Web page and app entries:
++++++++++
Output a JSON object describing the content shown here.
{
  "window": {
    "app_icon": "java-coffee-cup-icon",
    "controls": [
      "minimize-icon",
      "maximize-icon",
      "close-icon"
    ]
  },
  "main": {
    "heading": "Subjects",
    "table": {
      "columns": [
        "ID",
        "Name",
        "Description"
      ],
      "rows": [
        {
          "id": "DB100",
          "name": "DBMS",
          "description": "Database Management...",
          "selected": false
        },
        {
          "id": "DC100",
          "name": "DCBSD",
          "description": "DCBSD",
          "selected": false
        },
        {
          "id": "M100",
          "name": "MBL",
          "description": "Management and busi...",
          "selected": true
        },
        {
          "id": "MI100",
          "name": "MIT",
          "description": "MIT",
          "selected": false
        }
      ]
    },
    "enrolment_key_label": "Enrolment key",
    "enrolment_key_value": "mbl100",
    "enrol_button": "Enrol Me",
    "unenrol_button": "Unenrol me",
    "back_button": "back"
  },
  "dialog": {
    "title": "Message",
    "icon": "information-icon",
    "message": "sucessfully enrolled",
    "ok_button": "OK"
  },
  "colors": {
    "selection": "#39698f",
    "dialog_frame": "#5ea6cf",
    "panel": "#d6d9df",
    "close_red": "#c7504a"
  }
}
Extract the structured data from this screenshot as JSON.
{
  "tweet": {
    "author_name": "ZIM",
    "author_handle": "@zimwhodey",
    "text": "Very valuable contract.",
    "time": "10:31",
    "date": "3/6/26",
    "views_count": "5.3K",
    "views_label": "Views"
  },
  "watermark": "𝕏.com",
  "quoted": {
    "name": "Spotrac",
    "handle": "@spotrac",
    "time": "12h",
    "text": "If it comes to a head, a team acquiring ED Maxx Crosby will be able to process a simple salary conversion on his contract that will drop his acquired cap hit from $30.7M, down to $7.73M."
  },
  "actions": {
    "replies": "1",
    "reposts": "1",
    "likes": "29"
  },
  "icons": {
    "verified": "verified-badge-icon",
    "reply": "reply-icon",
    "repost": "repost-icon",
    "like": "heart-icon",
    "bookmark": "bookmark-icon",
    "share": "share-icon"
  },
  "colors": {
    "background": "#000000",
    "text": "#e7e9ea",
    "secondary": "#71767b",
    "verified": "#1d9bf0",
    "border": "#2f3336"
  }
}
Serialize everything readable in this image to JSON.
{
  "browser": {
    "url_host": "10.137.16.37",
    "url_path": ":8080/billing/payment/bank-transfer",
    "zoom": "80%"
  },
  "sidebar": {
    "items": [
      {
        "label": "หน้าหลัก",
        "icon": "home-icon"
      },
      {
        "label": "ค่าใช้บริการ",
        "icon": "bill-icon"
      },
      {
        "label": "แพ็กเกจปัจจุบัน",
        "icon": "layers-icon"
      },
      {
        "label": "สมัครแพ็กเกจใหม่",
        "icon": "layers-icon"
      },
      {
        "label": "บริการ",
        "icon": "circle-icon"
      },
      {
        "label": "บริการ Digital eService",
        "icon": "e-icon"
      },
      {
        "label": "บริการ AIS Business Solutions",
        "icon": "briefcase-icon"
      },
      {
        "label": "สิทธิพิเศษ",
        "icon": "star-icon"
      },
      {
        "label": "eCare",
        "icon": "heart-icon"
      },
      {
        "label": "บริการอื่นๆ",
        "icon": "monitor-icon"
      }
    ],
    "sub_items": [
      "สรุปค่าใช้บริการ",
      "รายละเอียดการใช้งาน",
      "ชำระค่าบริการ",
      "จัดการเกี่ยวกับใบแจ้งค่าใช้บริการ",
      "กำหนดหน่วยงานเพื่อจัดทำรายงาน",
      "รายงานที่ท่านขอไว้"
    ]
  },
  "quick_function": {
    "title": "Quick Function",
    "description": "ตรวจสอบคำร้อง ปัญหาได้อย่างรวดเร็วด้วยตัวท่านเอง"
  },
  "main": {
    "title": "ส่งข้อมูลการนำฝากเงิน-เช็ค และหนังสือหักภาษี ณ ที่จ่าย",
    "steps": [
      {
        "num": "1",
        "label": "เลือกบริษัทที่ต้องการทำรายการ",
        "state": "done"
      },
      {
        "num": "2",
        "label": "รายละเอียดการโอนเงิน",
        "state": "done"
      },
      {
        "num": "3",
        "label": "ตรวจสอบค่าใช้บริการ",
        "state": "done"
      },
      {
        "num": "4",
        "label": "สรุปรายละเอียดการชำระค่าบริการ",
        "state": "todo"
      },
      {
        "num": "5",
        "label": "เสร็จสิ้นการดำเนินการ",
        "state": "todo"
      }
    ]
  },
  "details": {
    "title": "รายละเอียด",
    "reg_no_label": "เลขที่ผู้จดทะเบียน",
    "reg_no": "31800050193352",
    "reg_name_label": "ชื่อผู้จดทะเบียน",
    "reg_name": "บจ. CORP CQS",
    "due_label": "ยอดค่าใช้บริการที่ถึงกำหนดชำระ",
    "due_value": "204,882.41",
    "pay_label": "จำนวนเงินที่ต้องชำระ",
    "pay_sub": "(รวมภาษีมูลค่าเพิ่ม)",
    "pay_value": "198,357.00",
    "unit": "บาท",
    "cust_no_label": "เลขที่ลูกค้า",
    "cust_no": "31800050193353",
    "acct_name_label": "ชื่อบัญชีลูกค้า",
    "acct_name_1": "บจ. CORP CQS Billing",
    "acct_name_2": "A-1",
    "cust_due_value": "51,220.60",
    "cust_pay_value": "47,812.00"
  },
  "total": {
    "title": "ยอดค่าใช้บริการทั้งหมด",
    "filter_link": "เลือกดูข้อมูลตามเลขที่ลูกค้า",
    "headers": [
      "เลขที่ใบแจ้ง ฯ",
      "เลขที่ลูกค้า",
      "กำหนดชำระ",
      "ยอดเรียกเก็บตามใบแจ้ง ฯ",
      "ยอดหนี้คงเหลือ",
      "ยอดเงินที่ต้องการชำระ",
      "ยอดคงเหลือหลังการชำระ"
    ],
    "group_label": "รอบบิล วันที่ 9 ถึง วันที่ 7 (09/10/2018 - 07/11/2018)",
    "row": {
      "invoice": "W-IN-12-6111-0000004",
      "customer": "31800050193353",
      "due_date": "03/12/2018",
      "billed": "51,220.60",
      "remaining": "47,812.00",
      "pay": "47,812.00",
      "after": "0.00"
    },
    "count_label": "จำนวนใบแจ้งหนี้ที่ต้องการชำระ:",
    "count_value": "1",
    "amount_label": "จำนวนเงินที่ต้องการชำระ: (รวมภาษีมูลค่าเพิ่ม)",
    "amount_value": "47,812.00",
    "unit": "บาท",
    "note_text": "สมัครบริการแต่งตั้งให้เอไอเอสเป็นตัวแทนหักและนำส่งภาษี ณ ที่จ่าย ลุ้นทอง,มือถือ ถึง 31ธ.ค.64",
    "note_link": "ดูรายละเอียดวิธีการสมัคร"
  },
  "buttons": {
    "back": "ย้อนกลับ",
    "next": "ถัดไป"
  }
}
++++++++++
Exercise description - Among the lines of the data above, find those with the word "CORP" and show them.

Response to the exercise -
    "reg_name": "บจ. CORP CQS",
    "acct_name_1": "บจ. CORP CQS Billing",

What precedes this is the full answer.